Richard Greene was born in Lichfield and followed his grandfather (see above) in becoming a prominent citizen. By his marriage to Mary Scott he inherited a share in the popular local bank that had been part-owned by her father, Robert Scott. Unfortunately the family fell on hard times in 1855 when Richard was declared bankrupt following the discovery that his former partner, James Palmer, and his Chief Cashier, William Lawton, had been embezzling the bank's funds for several years. The family home at Stowe House was sold and they all left Lichfield, eventually settling in Caernavonshire.
Richard was an early supporter of the Manchester and South Union Railway, which would have linked Lichfield to Stafford; but this scheme failed to gain the necessary Parliamentary assent. He later become a director of the South Staffordshire Railway, which reached Lichfield in April 1849, and was responsible for selecting the shields that can still be seen today on the Railway Bridge in St John's Street.
Sophia Lonsdale was the daughter of Canon John Gylby Lonsdale and grand-daughter of Bishop John Lonsdale. Although born in London she spent over 30 years of her adult life in Lichfield. In 1892 she founded the first High School for girls in Lichfield. The new school was popular and grew rapidly, moving to larger accommodation in Yeomanry House on St Johns Street in 1896 and later, following a third move in 1926, became the modern Friary School. She died in Weybridge, Surrey, and is buried in Lichfield Cathedral.
Sophia was a notable campaigner against women's suffrage and an early member of "The Women's Anti-Suffrage League". Amongst other work, three lectures that she gave to the University Settlement for Women were published in 1897 by King & Son. as "The English Poor Laws: Their History, Principles and Administration"

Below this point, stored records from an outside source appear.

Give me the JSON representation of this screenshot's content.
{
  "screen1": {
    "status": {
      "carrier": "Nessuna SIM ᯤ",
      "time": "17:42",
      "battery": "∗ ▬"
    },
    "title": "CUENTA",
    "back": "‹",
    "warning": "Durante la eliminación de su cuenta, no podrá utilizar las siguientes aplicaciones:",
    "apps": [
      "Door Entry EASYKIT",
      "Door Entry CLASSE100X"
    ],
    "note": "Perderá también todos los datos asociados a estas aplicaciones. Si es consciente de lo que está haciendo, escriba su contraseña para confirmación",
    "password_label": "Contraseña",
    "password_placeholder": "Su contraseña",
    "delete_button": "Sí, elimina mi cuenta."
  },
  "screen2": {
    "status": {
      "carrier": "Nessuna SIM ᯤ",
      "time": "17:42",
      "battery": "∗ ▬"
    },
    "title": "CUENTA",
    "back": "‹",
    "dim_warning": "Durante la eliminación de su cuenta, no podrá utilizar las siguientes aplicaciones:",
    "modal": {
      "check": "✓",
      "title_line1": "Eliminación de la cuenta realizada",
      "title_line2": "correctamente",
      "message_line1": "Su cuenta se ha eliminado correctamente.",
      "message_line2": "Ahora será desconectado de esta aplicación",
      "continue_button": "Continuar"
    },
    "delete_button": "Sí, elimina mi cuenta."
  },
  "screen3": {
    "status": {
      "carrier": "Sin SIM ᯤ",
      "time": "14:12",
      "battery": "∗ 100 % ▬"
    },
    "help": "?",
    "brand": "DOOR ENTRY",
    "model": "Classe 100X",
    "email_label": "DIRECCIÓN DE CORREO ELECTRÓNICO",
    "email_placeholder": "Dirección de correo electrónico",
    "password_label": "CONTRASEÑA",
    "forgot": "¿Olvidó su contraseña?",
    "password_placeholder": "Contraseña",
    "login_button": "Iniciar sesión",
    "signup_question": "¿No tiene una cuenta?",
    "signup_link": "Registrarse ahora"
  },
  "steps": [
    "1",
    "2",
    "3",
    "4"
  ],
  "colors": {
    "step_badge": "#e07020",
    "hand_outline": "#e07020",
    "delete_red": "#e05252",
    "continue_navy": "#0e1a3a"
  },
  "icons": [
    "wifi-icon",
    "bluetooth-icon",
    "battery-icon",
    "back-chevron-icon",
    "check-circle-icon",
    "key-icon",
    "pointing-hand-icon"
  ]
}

The information above has been collated from a number of sources, principally the Victoria County History (Vol. XIV), the Dictionary of National Biography and Wikipedia; sometimes supported by Parish and Census records.